→ **What you have to do**: Write the listing below out again word for word, without a single picture.

───── Exercise input

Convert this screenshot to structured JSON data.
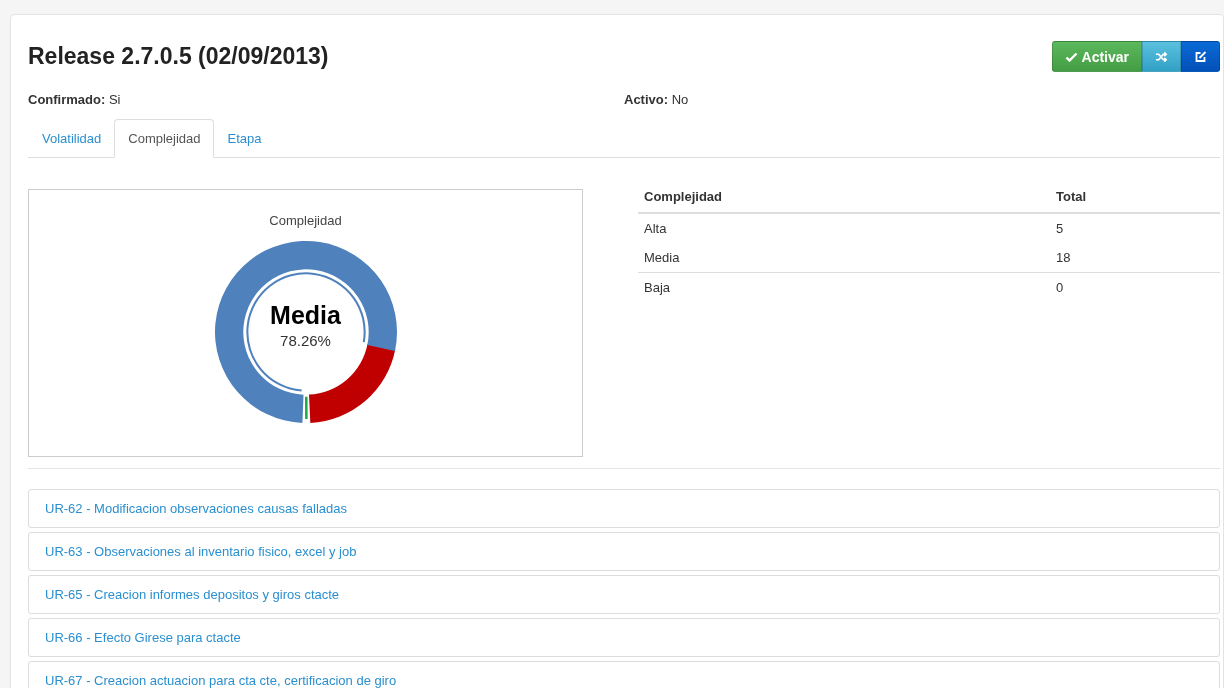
{
  "title": "Release 2.7.0.5 (02/09/2013)",
  "actions": [
    {
      "kind": "activate",
      "label": "Activar"
    },
    {
      "kind": "shuffle"
    },
    {
      "kind": "edit"
    }
  ],
  "fields": [
    {
      "label": "Confirmado:",
      "value": "Si"
    },
    {
      "label": "Activo:",
      "value": "No"
    }
  ],
  "tabs": [
    {
      "label": "Volatilidad",
      "selected": false
    },
    {
      "label": "Complejidad",
      "selected": true
    },
    {
      "label": "Etapa",
      "selected": false
    }
  ],
  "chart": {
    "center_label": "Media",
    "center_value": "78.26%",
    "chart_data": {
      "type": "donut",
      "title": "Complejidad",
      "values": [
        21.74,
        0,
        78.26
      ],
      "colors": [
        "#c00000",
        "#22a84a",
        "#4f81bd"
      ]
    }
  },
  "table": {
    "columns": [
      "Complejidad",
      "Total"
    ],
    "rows": [
      [
        "Alta",
        "5"
      ],
      [
        "Media",
        "18"
      ],
      [
        "Baja",
        "0"
      ]
    ]
  },
  "items": [
    "UR-62 - Modificacion observaciones causas falladas",
    "UR-63 - Observaciones al inventario fisico, excel y job",
    "UR-65 - Creacion informes depositos y giros ctacte",
    "UR-66 - Efecto Girese para ctacte",
    "UR-67 - Creacion actuacion para cta cte, certificacion de giro"
  ]
}
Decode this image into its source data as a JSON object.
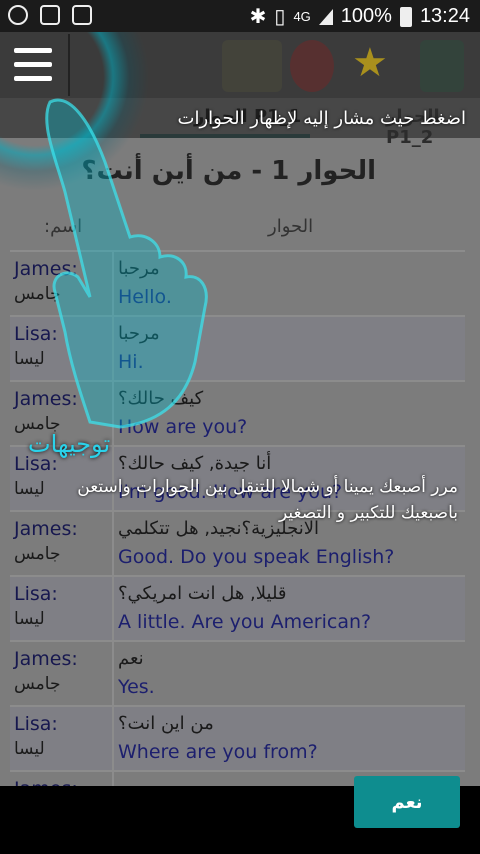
{
  "status_bar": {
    "signal_type": "4G",
    "battery": "100%",
    "time": "13:24"
  },
  "tabs": [
    {
      "label": "الحوار P1_1",
      "active": true
    },
    {
      "label": "الحوار P1_2",
      "active": false
    }
  ],
  "dialogue": {
    "title": "الحوار 1 - من أين أنت؟",
    "columns": {
      "name": ":اسم",
      "dialogue": "الحوار"
    },
    "rows": [
      {
        "speaker_en": "James:",
        "speaker_ar": "جامس",
        "line_ar": "مرحبا",
        "line_en": "Hello."
      },
      {
        "speaker_en": "Lisa:",
        "speaker_ar": "ليسا",
        "line_ar": "مرحبا",
        "line_en": "Hi."
      },
      {
        "speaker_en": "James:",
        "speaker_ar": "جامس",
        "line_ar": "كيف حالك؟",
        "line_en": "How are you?"
      },
      {
        "speaker_en": "Lisa:",
        "speaker_ar": "ليسا",
        "line_ar": "أنا جيدة, كيف حالك؟",
        "line_en": "I'm good. How are you?"
      },
      {
        "speaker_en": "James:",
        "speaker_ar": "جامس",
        "line_ar": "الانجليزية؟نجيد, هل تتكلمي",
        "line_en": "Good. Do you speak English?"
      },
      {
        "speaker_en": "Lisa:",
        "speaker_ar": "ليسا",
        "line_ar": "قليلا, هل انت امريكي؟",
        "line_en": "A little. Are you American?"
      },
      {
        "speaker_en": "James:",
        "speaker_ar": "جامس",
        "line_ar": "نعم",
        "line_en": "Yes."
      },
      {
        "speaker_en": "Lisa:",
        "speaker_ar": "ليسا",
        "line_ar": "من اين انت؟",
        "line_en": "Where are you from?"
      },
      {
        "speaker_en": "James:",
        "speaker_ar": "",
        "line_ar": "",
        "line_en": ""
      }
    ]
  },
  "tutorial": {
    "tip_top": "اضغط حيث مشار إليه لإظهار الحوارات",
    "heading": "توجيهات",
    "body": "مرر أصبعك يمينا أو شمالا للتنقل بين الحوارات واستعن باصبعيك للتكبير و التصغير",
    "ok_label": "نعم"
  }
}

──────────

→ **Problem solution**:
Convert this screenshot to structured JSON data.
{
  "title": "Release 2.7.0.5 (02/09/2013)",
  "actions": [
    {
      "kind": "activate",
      "label": "Activar"
    },
    {
      "kind": "shuffle"
    },
    {
      "kind": "edit"
    }
  ],
  "fields": [
    {
      "label": "Confirmado:",
      "value": "Si"
    },
    {
      "label": "Activo:",
      "value": "No"
    }
  ],
  "tabs": [
    {
      "label": "Volatilidad",
      "selected": false
    },
    {
      "label": "Complejidad",
      "selected": true
    },
    {
      "label": "Etapa",
      "selected": false
    }
  ],
  "chart": {
    "center_label": "Media",
    "center_value": "78.26%",
    "chart_data": {
      "type": "donut",
      "title": "Complejidad",
      "values": [
        21.74,
        0,
        78.26
      ],
      "colors": [
        "#c00000",
        "#22a84a",
        "#4f81bd"
      ]
    }
  },
  "table": {
    "columns": [
      "Complejidad",
      "Total"
    ],
    "rows": [
      [
        "Alta",
        "5"
      ],
      [
        "Media",
        "18"
      ],
      [
        "Baja",
        "0"
      ]
    ]
  },
  "items": [
    "UR-62 - Modificacion observaciones causas falladas",
    "UR-63 - Observaciones al inventario fisico, excel y job",
    "UR-65 - Creacion informes depositos y giros ctacte",
    "UR-66 - Efecto Girese para ctacte",
    "UR-67 - Creacion actuacion para cta cte, certificacion de giro"
  ]
}
Decode this image into its source data as a JSON object.
{
  "status_bar": {
    "signal_type": "4G",
    "battery": "100%",
    "time": "13:24"
  },
  "tabs": [
    {
      "label": "الحوار P1_1",
      "active": true
    },
    {
      "label": "الحوار P1_2",
      "active": false
    }
  ],
  "dialogue": {
    "title": "الحوار 1 - من أين أنت؟",
    "columns": {
      "name": ":اسم",
      "dialogue": "الحوار"
    },
    "rows": [
      {
        "speaker_en": "James:",
        "speaker_ar": "جامس",
        "line_ar": "مرحبا",
        "line_en": "Hello."
      },
      {
        "speaker_en": "Lisa:",
        "speaker_ar": "ليسا",
        "line_ar": "مرحبا",
        "line_en": "Hi."
      },
      {
        "speaker_en": "James:",
        "speaker_ar": "جامس",
        "line_ar": "كيف حالك؟",
        "line_en": "How are you?"
      },
      {
        "speaker_en": "Lisa:",
        "speaker_ar": "ليسا",
        "line_ar": "أنا جيدة, كيف حالك؟",
        "line_en": "I'm good. How are you?"
      },
      {
        "speaker_en": "James:",
        "speaker_ar": "جامس",
        "line_ar": "الانجليزية؟نجيد, هل تتكلمي",
        "line_en": "Good. Do you speak English?"
      },
      {
        "speaker_en": "Lisa:",
        "speaker_ar": "ليسا",
        "line_ar": "قليلا, هل انت امريكي؟",
        "line_en": "A little. Are you American?"
      },
      {
        "speaker_en": "James:",
        "speaker_ar": "جامس",
        "line_ar": "نعم",
        "line_en": "Yes."
      },
      {
        "speaker_en": "Lisa:",
        "speaker_ar": "ليسا",
        "line_ar": "من اين انت؟",
        "line_en": "Where are you from?"
      },
      {
        "speaker_en": "James:",
        "speaker_ar": "",
        "line_ar": "",
        "line_en": ""
      }
    ]
  },
  "tutorial": {
    "tip_top": "اضغط حيث مشار إليه لإظهار الحوارات",
    "heading": "توجيهات",
    "body": "مرر أصبعك يمينا أو شمالا للتنقل بين الحوارات واستعن باصبعيك للتكبير و التصغير",
    "ok_label": "نعم"
  }
}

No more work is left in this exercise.